By Rajiv Shah*   The other day, I was searching on Google a quote on Maha Shivratri which I wanted to send to someone, a confirmed Shiv Bhakt, quite close to me -- with an underlying message to act positively instead of being negative. On top of the search, I chanced upon an article in, imagine!, a Nashik Corporation site which offered me something very unusual. 

Swami Vivekananda's views on caste and sexuality were 'painfully' regressive

By Bhaskar Sur* Swami Vivekananda now belongs more to the modern Hindu mythology than reality. It makes a daunting job to discover the real human being who knew unemployment, humiliation of losing a teaching job for 'incompetence', longed in vain for the bliss of a happy conjugal life only to suffer the consequent frustration.

'28% rise in sedition cases': Top global NGO alliance rates India's civil space 'repressed'

By Rajiv Shah Rating India's civic space as repressed , Civicus, a global civil society alliance, in its new report submitted to the UN Human Rights Committee (UNHRC) on the state of civic space in the country has said that the use of sedition law against the Modi government’s critics continues. "Under the government of Prime Minister Narendra Modi, sedition cases have increased by 28 per cent with over 500 cases against more than 7,000 people", it says.

'Modi govt's assault on dissent': Foreign funds of top finance NGO blocked

By Rajiv Shah  In a surprise move, the Ministry of Home Affairs, Government of India, has cancelled the foreign funding license of the well-known advocacy group, Centre for Financial Accountability (CFA), known for critically examining India's finance and banking sectors from human rights and environmental angle.

How US is using Tibetans to provoke conflict with China 'ignoring' India

By Lobsang Tenzin*  On July 12, US President Joe Biden signed the Resolve Tibet Act, and Tibetans cheered for it, believing that the law promotes a resolution of the dispute between Tibet and China. Is this true? First, let's look at the issue of the ownership of Tibet. 

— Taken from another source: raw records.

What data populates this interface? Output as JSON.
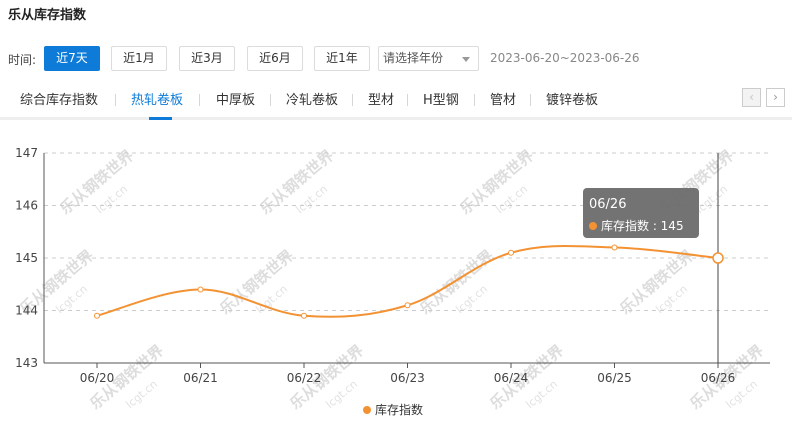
{
  "page": {
    "title": "乐从库存指数"
  },
  "filters": {
    "label": "时间:",
    "ranges": [
      "近7天",
      "近1月",
      "近3月",
      "近6月",
      "近1年"
    ],
    "active_range": 0,
    "year_placeholder": "请选择年份",
    "date_range": "2023-06-20~2023-06-26"
  },
  "tabs": {
    "items": [
      "综合库存指数",
      "热轧卷板",
      "中厚板",
      "冷轧卷板",
      "型材",
      "H型钢",
      "管材",
      "镀锌卷板"
    ],
    "active": 1,
    "prev_icon": "chevron-left-icon",
    "next_icon": "chevron-right-icon"
  },
  "watermark": {
    "main": "乐从钢铁世界",
    "sub": "lcgt.cn"
  },
  "chart_data": {
    "type": "line",
    "categories": [
      "06/20",
      "06/21",
      "06/22",
      "06/23",
      "06/24",
      "06/25",
      "06/26"
    ],
    "series": [
      {
        "name": "库存指数",
        "values": [
          143.9,
          144.4,
          143.9,
          144.1,
          145.1,
          145.2,
          145.0
        ],
        "color": "#f39233"
      }
    ],
    "ylim": [
      143,
      147
    ],
    "yticks": [
      143,
      144,
      145,
      146,
      147
    ],
    "grid": true,
    "legend_position": "bottom-center",
    "tooltip": {
      "title": "06/26",
      "label": "库存指数",
      "value": "145",
      "index": 6
    },
    "colors": {
      "axis": "#555555",
      "grid": "#cccccc",
      "tooltip_bg": "#6b6b6b"
    }
  }
}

How embracing diversity enriched my life, brought profound sense of joy

By Mike Ghouse*  If you can shed the bias towards others, you'll love the connections with every human that God or his systems have created. This gives a sense of freedom and brings meaning and joy to life. Embracing and respecting how people dress, eat, and practice their beliefs becomes an enriching experience.

Post-poll mob lynching spree, bulldozer justice: NAPM seeks united resistance

Counterview Desk  Condemning what it calls "the horrific spree of mob lynchings across the country after the Lok Sabha election results", India's premier civil society network, National Alliance of People’s Movements (NAPM), has called for "united resistance" against "hateful communal politics, mob lynching of religious minorities and caste-based oppression".

Maharashtra govt's proposed bill may be used against 'dissenting' journalists, writers, filmmakers, artists

Counterview Desk  The People’s Union for Civil Liberties (PUCL), Maharashtra, strongly objecting to what it calls “repressive and unconstitutional” Maharashtra Special Public Security Bill 2024, has demanded the proposed law be scrapped in its entirety. In its Statement of Objects and Reasons for the Bill, PUCL noted,  the broad and non-descript label of ‘urban naxal’ has been used, which is actually a “common slur used for any citizen who expresses their opposition to state policy or is not aligned with right-wing majoritarian views."